▶ **Assignment**
All records are to be printed again exactly as they appear.

▶ **Data listing**
※

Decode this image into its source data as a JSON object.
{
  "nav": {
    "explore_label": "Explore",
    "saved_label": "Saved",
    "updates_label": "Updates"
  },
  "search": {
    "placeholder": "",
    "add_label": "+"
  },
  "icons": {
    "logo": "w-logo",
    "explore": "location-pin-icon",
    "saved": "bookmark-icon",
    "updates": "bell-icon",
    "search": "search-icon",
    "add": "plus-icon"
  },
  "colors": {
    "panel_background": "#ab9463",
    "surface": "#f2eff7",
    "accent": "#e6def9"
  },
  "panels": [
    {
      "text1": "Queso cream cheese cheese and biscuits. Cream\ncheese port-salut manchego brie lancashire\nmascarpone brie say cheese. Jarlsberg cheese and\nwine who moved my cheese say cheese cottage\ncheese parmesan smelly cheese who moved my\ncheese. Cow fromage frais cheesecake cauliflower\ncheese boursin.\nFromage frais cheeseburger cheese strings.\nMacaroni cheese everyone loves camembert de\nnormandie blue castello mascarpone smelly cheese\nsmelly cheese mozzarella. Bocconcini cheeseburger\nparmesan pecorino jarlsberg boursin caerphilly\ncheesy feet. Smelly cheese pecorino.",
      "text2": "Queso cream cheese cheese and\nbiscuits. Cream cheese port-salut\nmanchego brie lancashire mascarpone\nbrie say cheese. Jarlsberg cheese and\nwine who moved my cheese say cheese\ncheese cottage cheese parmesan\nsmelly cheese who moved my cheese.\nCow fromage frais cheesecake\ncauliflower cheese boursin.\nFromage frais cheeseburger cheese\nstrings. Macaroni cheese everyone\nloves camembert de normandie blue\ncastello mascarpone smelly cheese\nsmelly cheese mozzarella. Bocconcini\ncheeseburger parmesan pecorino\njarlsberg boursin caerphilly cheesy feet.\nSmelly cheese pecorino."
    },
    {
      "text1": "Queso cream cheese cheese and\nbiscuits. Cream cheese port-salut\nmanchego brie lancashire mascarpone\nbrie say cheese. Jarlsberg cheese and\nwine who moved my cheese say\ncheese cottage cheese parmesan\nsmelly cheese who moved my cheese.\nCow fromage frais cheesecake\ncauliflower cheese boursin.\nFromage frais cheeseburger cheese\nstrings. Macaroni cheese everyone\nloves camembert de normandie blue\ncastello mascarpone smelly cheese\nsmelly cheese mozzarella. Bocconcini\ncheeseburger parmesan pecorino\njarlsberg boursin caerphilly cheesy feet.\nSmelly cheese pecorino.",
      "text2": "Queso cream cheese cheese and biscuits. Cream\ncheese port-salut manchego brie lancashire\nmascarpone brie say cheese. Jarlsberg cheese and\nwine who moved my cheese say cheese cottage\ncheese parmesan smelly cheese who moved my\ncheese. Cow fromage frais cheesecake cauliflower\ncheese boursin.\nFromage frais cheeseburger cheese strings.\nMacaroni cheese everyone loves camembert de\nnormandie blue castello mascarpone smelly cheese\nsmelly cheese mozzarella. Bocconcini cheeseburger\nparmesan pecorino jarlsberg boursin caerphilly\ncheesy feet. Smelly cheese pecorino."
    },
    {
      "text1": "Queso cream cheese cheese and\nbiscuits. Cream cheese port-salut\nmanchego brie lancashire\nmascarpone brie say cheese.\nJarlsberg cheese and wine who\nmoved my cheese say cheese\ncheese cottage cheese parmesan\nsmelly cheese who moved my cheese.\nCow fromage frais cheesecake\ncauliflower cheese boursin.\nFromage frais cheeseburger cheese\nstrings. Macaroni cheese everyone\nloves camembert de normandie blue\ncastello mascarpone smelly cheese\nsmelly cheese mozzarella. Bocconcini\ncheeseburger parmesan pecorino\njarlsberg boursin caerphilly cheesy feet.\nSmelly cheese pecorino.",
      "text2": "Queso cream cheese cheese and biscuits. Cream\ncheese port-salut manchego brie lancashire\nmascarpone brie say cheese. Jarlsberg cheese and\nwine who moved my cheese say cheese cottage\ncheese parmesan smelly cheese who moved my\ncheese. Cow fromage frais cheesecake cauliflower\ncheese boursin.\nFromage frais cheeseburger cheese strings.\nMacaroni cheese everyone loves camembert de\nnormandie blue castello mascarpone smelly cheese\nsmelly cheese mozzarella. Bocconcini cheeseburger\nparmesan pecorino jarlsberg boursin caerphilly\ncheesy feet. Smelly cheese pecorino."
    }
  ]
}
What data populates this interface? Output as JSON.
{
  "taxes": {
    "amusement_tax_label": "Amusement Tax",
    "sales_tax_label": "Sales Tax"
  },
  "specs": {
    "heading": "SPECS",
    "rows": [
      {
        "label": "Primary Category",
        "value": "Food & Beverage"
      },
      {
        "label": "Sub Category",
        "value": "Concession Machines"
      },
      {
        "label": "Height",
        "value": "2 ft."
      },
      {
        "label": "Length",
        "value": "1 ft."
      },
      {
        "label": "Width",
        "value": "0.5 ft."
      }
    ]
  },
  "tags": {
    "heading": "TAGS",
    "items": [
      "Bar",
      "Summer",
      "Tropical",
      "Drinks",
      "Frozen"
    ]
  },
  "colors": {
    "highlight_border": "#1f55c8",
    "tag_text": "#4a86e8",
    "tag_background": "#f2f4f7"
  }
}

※

▶ **Answer to this problem**
Decode this image into its source data as a JSON object.
{
  "nav": {
    "explore_label": "Explore",
    "saved_label": "Saved",
    "updates_label": "Updates"
  },
  "search": {
    "placeholder": "",
    "add_label": "+"
  },
  "icons": {
    "logo": "w-logo",
    "explore": "location-pin-icon",
    "saved": "bookmark-icon",
    "updates": "bell-icon",
    "search": "search-icon",
    "add": "plus-icon"
  },
  "colors": {
    "panel_background": "#ab9463",
    "surface": "#f2eff7",
    "accent": "#e6def9"
  },
  "panels": [
    {
      "text1": "Queso cream cheese cheese and biscuits. Cream\ncheese port-salut manchego brie lancashire\nmascarpone brie say cheese. Jarlsberg cheese and\nwine who moved my cheese say cheese cottage\ncheese parmesan smelly cheese who moved my\ncheese. Cow fromage frais cheesecake cauliflower\ncheese boursin.\nFromage frais cheeseburger cheese strings.\nMacaroni cheese everyone loves camembert de\nnormandie blue castello mascarpone smelly cheese\nsmelly cheese mozzarella. Bocconcini cheeseburger\nparmesan pecorino jarlsberg boursin caerphilly\ncheesy feet. Smelly cheese pecorino.",
      "text2": "Queso cream cheese cheese and\nbiscuits. Cream cheese port-salut\nmanchego brie lancashire mascarpone\nbrie say cheese. Jarlsberg cheese and\nwine who moved my cheese say cheese\ncheese cottage cheese parmesan\nsmelly cheese who moved my cheese.\nCow fromage frais cheesecake\ncauliflower cheese boursin.\nFromage frais cheeseburger cheese\nstrings. Macaroni cheese everyone\nloves camembert de normandie blue\ncastello mascarpone smelly cheese\nsmelly cheese mozzarella. Bocconcini\ncheeseburger parmesan pecorino\njarlsberg boursin caerphilly cheesy feet.\nSmelly cheese pecorino."
    },
    {
      "text1": "Queso cream cheese cheese and\nbiscuits. Cream cheese port-salut\nmanchego brie lancashire mascarpone\nbrie say cheese. Jarlsberg cheese and\nwine who moved my cheese say\ncheese cottage cheese parmesan\nsmelly cheese who moved my cheese.\nCow fromage frais cheesecake\ncauliflower cheese boursin.\nFromage frais cheeseburger cheese\nstrings. Macaroni cheese everyone\nloves camembert de normandie blue\ncastello mascarpone smelly cheese\nsmelly cheese mozzarella. Bocconcini\ncheeseburger parmesan pecorino\njarlsberg boursin caerphilly cheesy feet.\nSmelly cheese pecorino.",
      "text2": "Queso cream cheese cheese and biscuits. Cream\ncheese port-salut manchego brie lancashire\nmascarpone brie say cheese. Jarlsberg cheese and\nwine who moved my cheese say cheese cottage\ncheese parmesan smelly cheese who moved my\ncheese. Cow fromage frais cheesecake cauliflower\ncheese boursin.\nFromage frais cheeseburger cheese strings.\nMacaroni cheese everyone loves camembert de\nnormandie blue castello mascarpone smelly cheese\nsmelly cheese mozzarella. Bocconcini cheeseburger\nparmesan pecorino jarlsberg boursin caerphilly\ncheesy feet. Smelly cheese pecorino."
    },
    {
      "text1": "Queso cream cheese cheese and\nbiscuits. Cream cheese port-salut\nmanchego brie lancashire\nmascarpone brie say cheese.\nJarlsberg cheese and wine who\nmoved my cheese say cheese\ncheese cottage cheese parmesan\nsmelly cheese who moved my cheese.\nCow fromage frais cheesecake\ncauliflower cheese boursin.\nFromage frais cheeseburger cheese\nstrings. Macaroni cheese everyone\nloves camembert de normandie blue\ncastello mascarpone smelly cheese\nsmelly cheese mozzarella. Bocconcini\ncheeseburger parmesan pecorino\njarlsberg boursin caerphilly cheesy feet.\nSmelly cheese pecorino.",
      "text2": "Queso cream cheese cheese and biscuits. Cream\ncheese port-salut manchego brie lancashire\nmascarpone brie say cheese. Jarlsberg cheese and\nwine who moved my cheese say cheese cottage\ncheese parmesan smelly cheese who moved my\ncheese. Cow fromage frais cheesecake cauliflower\ncheese boursin.\nFromage frais cheeseburger cheese strings.\nMacaroni cheese everyone loves camembert de\nnormandie blue castello mascarpone smelly cheese\nsmelly cheese mozzarella. Bocconcini cheeseburger\nparmesan pecorino jarlsberg boursin caerphilly\ncheesy feet. Smelly cheese pecorino."
    }
  ]
}
What data populates this interface? Output as JSON.
{
  "taxes": {
    "amusement_tax_label": "Amusement Tax",
    "sales_tax_label": "Sales Tax"
  },
  "specs": {
    "heading": "SPECS",
    "rows": [
      {
        "label": "Primary Category",
        "value": "Food & Beverage"
      },
      {
        "label": "Sub Category",
        "value": "Concession Machines"
      },
      {
        "label": "Height",
        "value": "2 ft."
      },
      {
        "label": "Length",
        "value": "1 ft."
      },
      {
        "label": "Width",
        "value": "0.5 ft."
      }
    ]
  },
  "tags": {
    "heading": "TAGS",
    "items": [
      "Bar",
      "Summer",
      "Tropical",
      "Drinks",
      "Frozen"
    ]
  },
  "colors": {
    "highlight_border": "#1f55c8",
    "tag_text": "#4a86e8",
    "tag_background": "#f2f4f7"
  }
}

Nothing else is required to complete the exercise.